Previously we have tried logistic regression without regularization and with the simple training data set. But as we all know, things in real life aren’t as simple as we would want to. There are many types of data available that need to be classified. A number of features can grow up hundreds and thousands while a number of instances may be limited. Also in, many times, we might need to classify into more than two classes.
The first problem that might arise due to many features is over-fitting. This is when learned hypothesis hΘ (x) fit training data too well (cost J(Θ) ≈ 0), but it fails when classifying new data samples. In other words, the model tries to distinct each training example correctly by drawing very complicated decision boundaries between training data points.
As you can see in the image above, over-fitting would be green decision boundary. So how to deal with the over-fitting problem? There might be several approaches:
- Reducing the number of features;
- Selecting different classification models;
- Use regularization.
We leave first two out of the question because selecting an optimal number of features is a different topic of optimization. Also, we are sticking with logistic regression model for now, so changing classifier is also out of the question. We choose third option, which is the more general and proper way of addressing the problem.
Regularized cost function and gradient descent
In order to regularize cost function we need to add penalization to it. Mathematically speaking, we need to add norm of parameter vector multiplied with regularization parameter λ. By selecting regularization parameter, we can fine-tune the fitting.
This is cost function with regularization:
And similarly gradient function:
We can see that parameter Θ0 should now be regularized.
The other procedure remains same – we need to minimize JΘuntil we converge.
Python code of cost function:
def cost(theta, X, y, lmd): ''' regularized logistic regression cost ''' sxt = sigmoid(np.dot(X, theta)); mcost = (-y)*np.log(sxt) - (1-y)*np.log(1-sxt) + lmd/2 * np.dot(theta.T,theta); return mcost.mean()
A good practice is to normalize training data in order to bring scales to a similar level. This makes optimization tasks easier and less intense. For manual operations, you could use mean normalization (sometimes called Z score):
If you don’t want to waste time coding, then use scale function from scikit-learn library. As you progress further, you will find that all tools and functions required for most of machine-learning tasks can be found in this library.
from sklearn import svm, preprocessing #... XN = preprocessing.scale(X);
For optimization of Θ, we are going to use a function called fmin_bfgs, which takes cost function, initial thetas, and produces thetas of minimized function. This is same as previously; the only new thing is lambda parameter which should be included in the parameter list.
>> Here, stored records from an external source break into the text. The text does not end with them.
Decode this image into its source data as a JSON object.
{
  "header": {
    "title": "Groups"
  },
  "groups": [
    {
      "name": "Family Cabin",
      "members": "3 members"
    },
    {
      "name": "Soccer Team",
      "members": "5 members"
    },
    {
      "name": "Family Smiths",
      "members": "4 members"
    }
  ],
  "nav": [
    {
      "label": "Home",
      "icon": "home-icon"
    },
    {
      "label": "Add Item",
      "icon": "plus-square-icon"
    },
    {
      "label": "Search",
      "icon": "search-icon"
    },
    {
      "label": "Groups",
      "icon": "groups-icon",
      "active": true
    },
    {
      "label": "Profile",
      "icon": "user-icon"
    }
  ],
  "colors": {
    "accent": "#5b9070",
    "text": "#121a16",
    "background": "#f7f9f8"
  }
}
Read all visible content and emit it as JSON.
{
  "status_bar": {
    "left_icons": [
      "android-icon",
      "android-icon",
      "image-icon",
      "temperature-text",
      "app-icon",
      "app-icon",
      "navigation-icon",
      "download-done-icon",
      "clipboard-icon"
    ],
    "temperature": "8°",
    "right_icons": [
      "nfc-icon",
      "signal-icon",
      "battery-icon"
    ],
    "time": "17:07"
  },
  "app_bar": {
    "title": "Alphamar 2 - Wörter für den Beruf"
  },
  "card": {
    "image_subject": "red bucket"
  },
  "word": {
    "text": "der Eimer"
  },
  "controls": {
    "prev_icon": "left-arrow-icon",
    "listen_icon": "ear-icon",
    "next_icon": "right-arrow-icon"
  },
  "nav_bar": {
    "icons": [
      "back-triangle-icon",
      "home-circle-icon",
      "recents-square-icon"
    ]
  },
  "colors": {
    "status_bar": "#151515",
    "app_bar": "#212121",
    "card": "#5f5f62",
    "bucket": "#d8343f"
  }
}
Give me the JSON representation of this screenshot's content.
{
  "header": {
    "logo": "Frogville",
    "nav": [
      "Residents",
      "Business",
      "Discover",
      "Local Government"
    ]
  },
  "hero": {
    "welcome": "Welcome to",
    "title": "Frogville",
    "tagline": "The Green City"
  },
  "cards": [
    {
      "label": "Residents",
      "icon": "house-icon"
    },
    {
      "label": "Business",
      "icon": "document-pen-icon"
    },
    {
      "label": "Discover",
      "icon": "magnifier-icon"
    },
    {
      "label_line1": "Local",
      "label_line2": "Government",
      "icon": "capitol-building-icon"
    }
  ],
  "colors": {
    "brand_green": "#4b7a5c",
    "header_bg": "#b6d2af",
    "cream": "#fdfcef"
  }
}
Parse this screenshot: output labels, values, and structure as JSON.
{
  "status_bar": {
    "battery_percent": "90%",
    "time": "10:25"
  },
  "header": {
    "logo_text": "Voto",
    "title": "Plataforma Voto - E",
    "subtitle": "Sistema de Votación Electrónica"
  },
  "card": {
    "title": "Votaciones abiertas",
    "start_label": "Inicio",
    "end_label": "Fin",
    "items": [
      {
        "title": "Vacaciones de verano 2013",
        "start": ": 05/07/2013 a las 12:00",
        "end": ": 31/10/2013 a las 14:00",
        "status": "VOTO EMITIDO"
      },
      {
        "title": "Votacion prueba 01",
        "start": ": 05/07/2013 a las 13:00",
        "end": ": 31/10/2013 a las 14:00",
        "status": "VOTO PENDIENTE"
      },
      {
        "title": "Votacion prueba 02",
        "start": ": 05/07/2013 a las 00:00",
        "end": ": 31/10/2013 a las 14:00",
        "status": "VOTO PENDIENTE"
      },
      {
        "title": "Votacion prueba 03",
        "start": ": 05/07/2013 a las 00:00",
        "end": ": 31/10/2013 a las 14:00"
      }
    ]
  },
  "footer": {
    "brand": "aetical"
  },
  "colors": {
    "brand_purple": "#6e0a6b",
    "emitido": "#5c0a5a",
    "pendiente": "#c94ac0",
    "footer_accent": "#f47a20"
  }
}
#create initial theta values theta = 0.1* np.random.randn(n); #initial lambda lmd = 0.005; #use fmin_bfgs optimisation function find thetas theta = opt.fmin_bfgs(cost, theta, args=(XX, Y, lmd));
Evaluating logistic regression classifier with regularization
This time we will use a more complex data set downloaded from kaggle.com. The data set consists of 569 instances having 30 features. Features are calculated from actual cell nucleus digitized images taken from breast mass using fine needle aspirate (FNA).
a) radius (mean of distances from the center to points on the perimeter) b) texture (standard deviation of gray-scale values) c) perimeter d) area e) smoothness (local variation in radius lengths) f) compactness (perimeter^2 / area – 1.0) g) concavity (severity of concave portions of the contour) h) concave points (number of concave portions of the contour) i) symmetry j) fractal dimension (“coastline approximation” – 1)
It is hard to plot data sets in one plot; this might be done by plotting plot matrix where each pair of features might be represented. Also, this could be done with 3D graphs. This is a fragment of plot matrix:
Each patient has a marker, either it is malignant or benign. In order to teach classifier and test it, we split the database into two sets – training set and test set. By applying test set to built model, we can validate if the model is good.
A running model with a test set, we get Accuracy: 98.1%.